“Overwhelmed, you know? It is a great loss and you have a choice. You can either focus on what you’ve lost or focus on keeping moving forward because what we’re doing makes a lot of sense, ”said Linda Aldrich.
On September 27, 2020, a fire hit Linda Aldrich’s property in Santa Rosa, destroying the house in which she raised her family, as well as a hay barn, saddlery and other storage areas. for his horses.
Fortunately, all 12 horses came out alive that day and while they are back on the property, the nonprofit they are a part of is still struggling to fully reopen.
“When they tell you it’s a process. It is a process and it takes as long as it takes. It takes a lot of time and a lot of money and so our goal was really, you know, we lost over 3,000 feet of fence, putting up the fences and getting the barns that were on the fence that housed the horses. replaced, and then we also lost all of our saddles, hay barns and gear, so really try to focus less on the house. You know I have a trailer, I have a roof over my head, but I’m really trying to get it to where we can get our programs going, ”Aldrich said.
With his horses, barns and all the equipment she once owned, Aldrich runs a nonprofit called The Pony Express, which provides life skills and equine therapy to children in the community.

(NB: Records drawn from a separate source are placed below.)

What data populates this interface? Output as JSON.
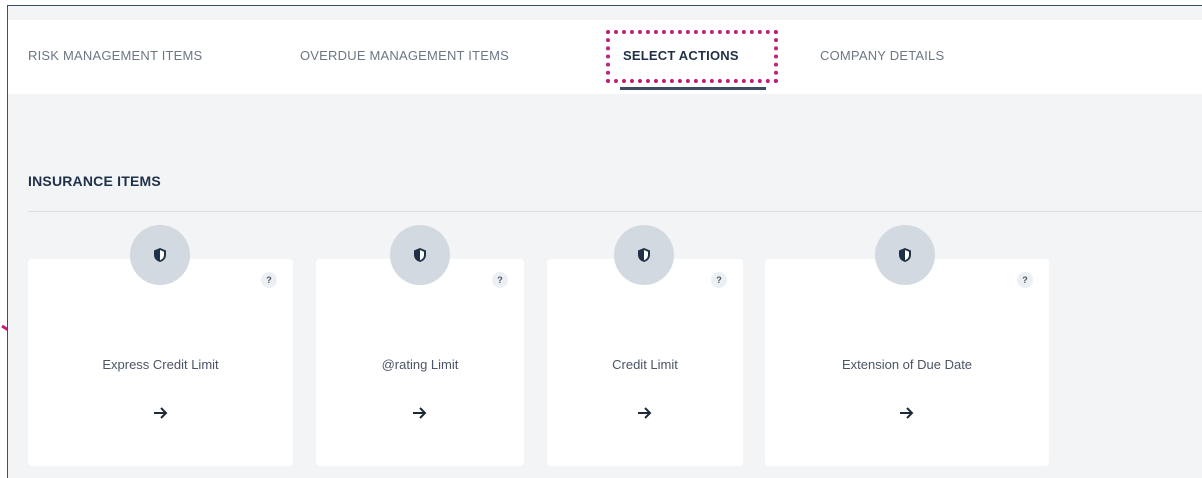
{
  "tabs": [
    {
      "label": "RISK MANAGEMENT ITEMS"
    },
    {
      "label": "OVERDUE MANAGEMENT ITEMS"
    },
    {
      "label": "SELECT ACTIONS",
      "active": true
    },
    {
      "label": "COMPANY DETAILS"
    }
  ],
  "section": {
    "title": "INSURANCE ITEMS"
  },
  "cards": [
    {
      "label": "Express Credit Limit",
      "help": "?",
      "icon": "shield-icon",
      "action_icon": "arrow-right-icon"
    },
    {
      "label": "@rating Limit",
      "help": "?",
      "icon": "shield-icon",
      "action_icon": "arrow-right-icon"
    },
    {
      "label": "Credit Limit",
      "help": "?",
      "icon": "shield-icon",
      "action_icon": "arrow-right-icon"
    },
    {
      "label": "Extension of Due Date",
      "help": "?",
      "icon": "shield-icon",
      "action_icon": "arrow-right-icon"
    }
  ],
  "colors": {
    "highlight": "#c0207a",
    "active_tab": "#1f3148",
    "background": "#f3f4f6"
  }
}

“Our program, this is our flagship program, our horse-assisted skills youth program that we’ve had for literally four decades, this program is currently closed, so we’re working really, really hard. This is our number one goal. It was a program that we have always provided for free, ”said Aldrich.
So far, Aldrich has been able to bring back half of The Pony Express programs but hopes to bring back all four in the near future.

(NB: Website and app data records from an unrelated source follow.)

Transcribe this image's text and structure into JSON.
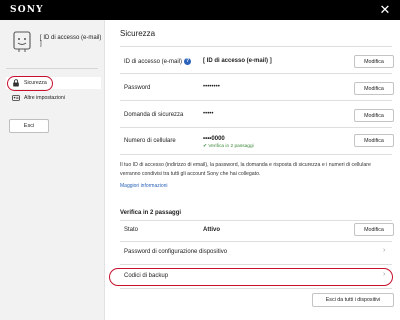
{
  "header": {
    "logo": "SONY"
  },
  "sidebar": {
    "user_id": "[ ID di accesso (e-mail) ]",
    "items": [
      {
        "label": "Sicurezza",
        "icon": "lock-icon",
        "active": true
      },
      {
        "label": "Altre impostazioni",
        "icon": "id-card-icon",
        "active": false
      }
    ],
    "logout_label": "Esci"
  },
  "main": {
    "title": "Sicurezza",
    "rows": [
      {
        "label": "ID di accesso (e-mail)",
        "value": "[ ID di accesso (e-mail) ]",
        "button": "Modifica"
      },
      {
        "label": "Password",
        "value": "••••••••",
        "button": "Modifica"
      },
      {
        "label": "Domanda di sicurezza",
        "value": "•••••",
        "button": "Modifica"
      },
      {
        "label": "Numero di cellulare",
        "value": "••••0000",
        "verified": "Verifica in 2 passaggi",
        "button": "Modifica"
      }
    ],
    "info_text": "Il tuo ID di accesso (indirizzo di email), la password, la domanda e risposta di sicurezza e i numeri di cellulare verranno condivisi tra tutti gli account Sony che hai collegato.",
    "more_info_link": "Maggiori informazioni",
    "two_step": {
      "heading": "Verifica in 2 passaggi",
      "state_label": "Stato",
      "state_value": "Attivo",
      "state_button": "Modifica",
      "device_setup_label": "Password di configurazione dispositivo",
      "backup_codes_label": "Codici di backup",
      "signout_all_button": "Esci da tutti i dispositivi"
    }
  },
  "colors": {
    "highlight": "#c8102e",
    "link": "#2b63b8",
    "verified": "#3c8a3c"
  }
}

Through all the destruction and rubble. She says it’s the community that keeps her going.
“So grateful to the community that has rallied around us and continues to rally around us, made a difference, made a difference,” said Aldrich.